    Anyway, I got tired of relying on syncing my bookmarks/favourites between browsers and computers, so I put them on my own personal wiki, which I of course, backup. It has links to all the software I use and all the links I visit. I categorized them and put a lot of work into it, not just for myself, but ended up sharing the wiki with others and point people there constantly when they ask me for a link or advice about a program.

    I also keep track of all my passwords using KeePass.

    Finally, I spent a great deal of time on the Social-Networking portion and use aggregate services like: HelloTxt, Chi.mp, CliqSet, Facebook (of course), FriendFeed, SocialURL and one of my favourites: KnowEm.

  4. Schvenn
    January 4, 2011 at 10:41 pm

    Interesting. I started this same process in September, not realizing there was a program like Backupify.

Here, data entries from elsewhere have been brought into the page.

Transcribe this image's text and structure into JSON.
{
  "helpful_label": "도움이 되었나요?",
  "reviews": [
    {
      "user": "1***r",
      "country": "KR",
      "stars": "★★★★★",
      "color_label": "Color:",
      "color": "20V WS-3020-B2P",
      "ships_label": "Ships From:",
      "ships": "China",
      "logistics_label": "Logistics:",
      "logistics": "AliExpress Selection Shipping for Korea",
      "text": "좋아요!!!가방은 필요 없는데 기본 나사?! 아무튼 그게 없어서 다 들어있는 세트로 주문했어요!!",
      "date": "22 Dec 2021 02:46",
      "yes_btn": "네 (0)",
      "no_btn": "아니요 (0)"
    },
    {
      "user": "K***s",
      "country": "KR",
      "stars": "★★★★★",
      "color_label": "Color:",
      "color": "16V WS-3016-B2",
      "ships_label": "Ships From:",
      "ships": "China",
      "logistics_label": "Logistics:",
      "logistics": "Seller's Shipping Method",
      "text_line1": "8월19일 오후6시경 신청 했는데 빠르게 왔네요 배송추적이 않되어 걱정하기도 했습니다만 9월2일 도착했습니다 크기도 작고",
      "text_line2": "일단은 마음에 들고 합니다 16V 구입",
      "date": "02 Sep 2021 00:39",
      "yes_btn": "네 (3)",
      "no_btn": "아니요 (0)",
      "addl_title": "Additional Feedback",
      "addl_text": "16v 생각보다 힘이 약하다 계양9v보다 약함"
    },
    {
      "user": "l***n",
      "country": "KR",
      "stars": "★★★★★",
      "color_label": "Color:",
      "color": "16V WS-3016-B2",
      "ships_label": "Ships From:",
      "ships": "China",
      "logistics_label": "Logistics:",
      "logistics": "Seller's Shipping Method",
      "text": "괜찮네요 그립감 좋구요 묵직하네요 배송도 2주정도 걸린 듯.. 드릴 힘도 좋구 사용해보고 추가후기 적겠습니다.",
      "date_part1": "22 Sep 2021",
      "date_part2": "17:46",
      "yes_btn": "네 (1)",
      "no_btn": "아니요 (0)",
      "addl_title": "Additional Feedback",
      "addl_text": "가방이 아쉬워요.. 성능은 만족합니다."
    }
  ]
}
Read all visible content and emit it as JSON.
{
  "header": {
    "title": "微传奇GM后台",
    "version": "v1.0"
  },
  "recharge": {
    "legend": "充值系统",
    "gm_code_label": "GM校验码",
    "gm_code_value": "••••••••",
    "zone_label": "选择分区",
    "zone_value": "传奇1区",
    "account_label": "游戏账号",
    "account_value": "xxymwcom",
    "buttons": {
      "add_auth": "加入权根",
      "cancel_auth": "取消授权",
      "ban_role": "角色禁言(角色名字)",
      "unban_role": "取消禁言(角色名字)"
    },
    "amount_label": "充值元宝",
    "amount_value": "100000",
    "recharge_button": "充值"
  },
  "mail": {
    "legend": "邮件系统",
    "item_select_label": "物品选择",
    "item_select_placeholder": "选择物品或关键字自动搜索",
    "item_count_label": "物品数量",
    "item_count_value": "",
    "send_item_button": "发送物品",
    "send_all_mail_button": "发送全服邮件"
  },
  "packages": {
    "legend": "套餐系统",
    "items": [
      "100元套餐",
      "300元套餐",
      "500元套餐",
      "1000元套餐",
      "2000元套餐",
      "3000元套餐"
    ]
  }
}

That's cool.

    Anyway, I got tired of relying on syncing my bookmarks/favourites between browsers and computers, so I put them on my own personal wiki, which I of course, backup. It has links to all the software I use and all the links I visit. I categorized them and put a lot of work into it, not just for myself, but ended up sharing the wiki with others and point people there constantly when they ask me for a link or advice about a program.

    I also keep track of all my passwords using KeePass.

    Finally, I spent a great deal of time on the Social-Networking portion and use aggregate services like: HelloTxt, Chi.mp, CliqSet, Facebook (of course), FriendFeed, SocialURL and one of my favourites: KnowEm.

    • Angela Alcorn
      January 5, 2011 at 4:27 am

      Sounds like you're pretty organised with your backups. Glad to have added a few more ideas to your plan. :)